**TASK TO COMPLETE**
Count the lines below that contain the word "download", and report only that number.

*** STORED DATA Section Begins ***

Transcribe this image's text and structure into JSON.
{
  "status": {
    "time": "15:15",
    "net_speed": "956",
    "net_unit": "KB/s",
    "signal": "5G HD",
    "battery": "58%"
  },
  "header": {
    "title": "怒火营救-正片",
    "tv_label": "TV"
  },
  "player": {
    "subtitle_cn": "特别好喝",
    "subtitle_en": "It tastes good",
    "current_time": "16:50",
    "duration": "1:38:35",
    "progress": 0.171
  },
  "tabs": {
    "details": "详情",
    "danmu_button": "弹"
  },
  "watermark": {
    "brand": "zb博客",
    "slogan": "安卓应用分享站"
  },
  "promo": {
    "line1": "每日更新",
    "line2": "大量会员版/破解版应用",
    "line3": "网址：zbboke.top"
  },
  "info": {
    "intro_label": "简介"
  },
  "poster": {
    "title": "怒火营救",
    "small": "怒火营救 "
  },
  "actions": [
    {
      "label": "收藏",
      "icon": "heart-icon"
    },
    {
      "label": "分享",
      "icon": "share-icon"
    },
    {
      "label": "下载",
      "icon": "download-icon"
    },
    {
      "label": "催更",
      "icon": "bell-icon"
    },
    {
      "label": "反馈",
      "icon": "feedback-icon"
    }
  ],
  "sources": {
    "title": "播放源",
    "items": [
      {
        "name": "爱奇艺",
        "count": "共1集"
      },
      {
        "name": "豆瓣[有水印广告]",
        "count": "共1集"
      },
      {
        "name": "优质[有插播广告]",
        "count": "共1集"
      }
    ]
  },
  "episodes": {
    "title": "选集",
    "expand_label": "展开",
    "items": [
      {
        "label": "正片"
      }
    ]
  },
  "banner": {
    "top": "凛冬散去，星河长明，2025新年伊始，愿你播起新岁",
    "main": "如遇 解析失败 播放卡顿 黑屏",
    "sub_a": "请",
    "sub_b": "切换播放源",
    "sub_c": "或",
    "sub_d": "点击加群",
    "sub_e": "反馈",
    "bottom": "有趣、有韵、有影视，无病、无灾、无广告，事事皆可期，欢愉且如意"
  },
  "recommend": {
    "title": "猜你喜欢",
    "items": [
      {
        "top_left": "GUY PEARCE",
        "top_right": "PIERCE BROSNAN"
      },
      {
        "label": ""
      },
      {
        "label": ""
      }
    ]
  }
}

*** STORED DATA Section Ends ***
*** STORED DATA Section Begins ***

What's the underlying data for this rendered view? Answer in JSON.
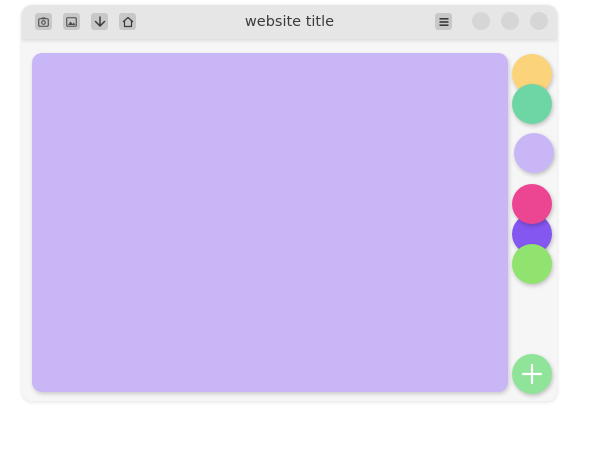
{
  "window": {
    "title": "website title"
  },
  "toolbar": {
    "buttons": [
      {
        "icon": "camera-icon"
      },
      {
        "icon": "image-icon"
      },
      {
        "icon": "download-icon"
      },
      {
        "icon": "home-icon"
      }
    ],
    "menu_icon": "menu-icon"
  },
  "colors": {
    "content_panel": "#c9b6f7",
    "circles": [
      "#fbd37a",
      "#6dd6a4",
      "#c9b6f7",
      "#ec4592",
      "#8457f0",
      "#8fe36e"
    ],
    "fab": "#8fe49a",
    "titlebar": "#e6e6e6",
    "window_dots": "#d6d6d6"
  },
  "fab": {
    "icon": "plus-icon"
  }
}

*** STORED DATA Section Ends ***

**EXERCISE SOLUTION**
2